  1. To criticize but offer no solutions isn't worthwhile. My biggest fault with Myspace Music is that they haven't really built a brand. We all know what MTV and iTunes are, but what exactly is Myspace Music? I couldn't really tell you. Is it a new music player that allows streaming? Well. people have been streaming music on Myspace as long as it has been around. Nothing new there! They say it's about selling downloads, but, their music store, isn't showing a significant increase in downloads as a result of their joint venture with Myspace Music (at least from their 4th quarter '08 numbers). Myspace Music wants to sell tickets and merch…well good luck to that with the merger of Ticketmaster and Live Nation.

    When people think of buying music online, they still think of iTunes. I would like to see Myspace Music start to do things that will help establish them as a music brand by taking some bold steps. They have some real opportunities, but they never seem to take advantage of any of them.

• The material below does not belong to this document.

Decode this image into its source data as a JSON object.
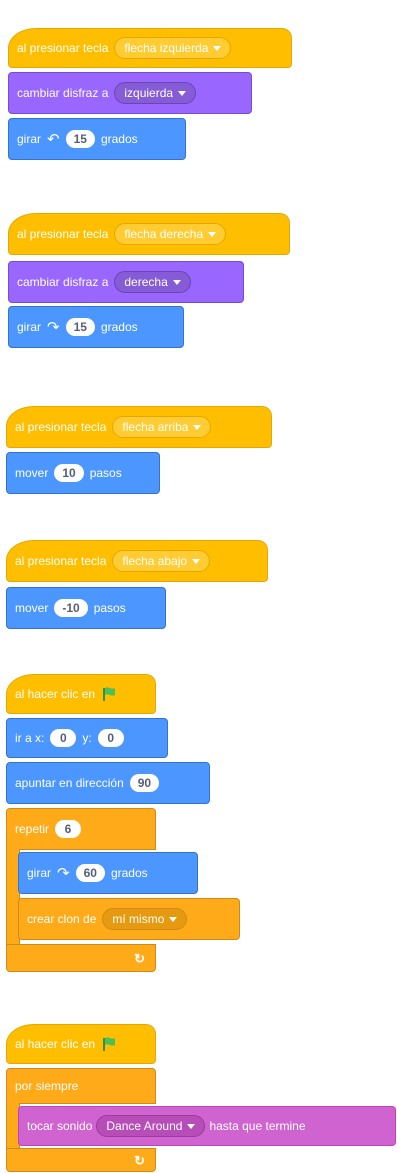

    To that end, one thing that I think would be interesting to see Myspace Music do is harness the power of music and social media to help struggling communities in this economic downturn. I would love to see Myspace Music partner with the record companies that are part owners, its sponsors – Toyota, McDonalds, AT&T, Walmart, etc. on a major concert initiative called "America Rocks: A Day of Giving." As we all know, with the economic downturn, community food banks and other charitable organizations are strapped for donations. I would like to see Myspace Music and Myspace, in partnership with their sponsors, put on a single day of concerts in cities like LA, NY, Austin, Nashville, Atlanta, and New Orleans, etc., with the theme being "help thy neighbor." Myspace Music would ask major music artists in hip hop, R&B, pop, rock, and country to take a day out of their summer tours to do a show for expenses only. Show ticket prices could be 35-50 bucks (reasonable), with all proceeds going to benefit community organizations that are in dire need of donations. Corporate sponsors would underwrite the shows, so the shows could make significant donations to community organizations, and increase the awareness for the need to donate to them, or volunteer for one if you are unable to donate. They could webcast the shows with sponsor ads and PSAs about organizations that people can donate to or join, and even sell the TV or DVD rights. Myspace's core audience does care about community and giving back (just ask Pres Obama), so this would be a fun and relevant way to connect the Myspace Music sponsors with Myspace users (that's much better than a free weekly download). Myspace, the artists, and sponsors all get massive good press. No, it won't save the world, but it can help some people in need, and people can have a good time.

  2. Its the usage data, silly – they can show ads all day long to these kids and not see the ROI but mine their minds and you'll have the ability to sell them things and songs.

    If the heads of MySpace Music dont see this opportunity they should bow their heads in shame and wiggle back to where they came from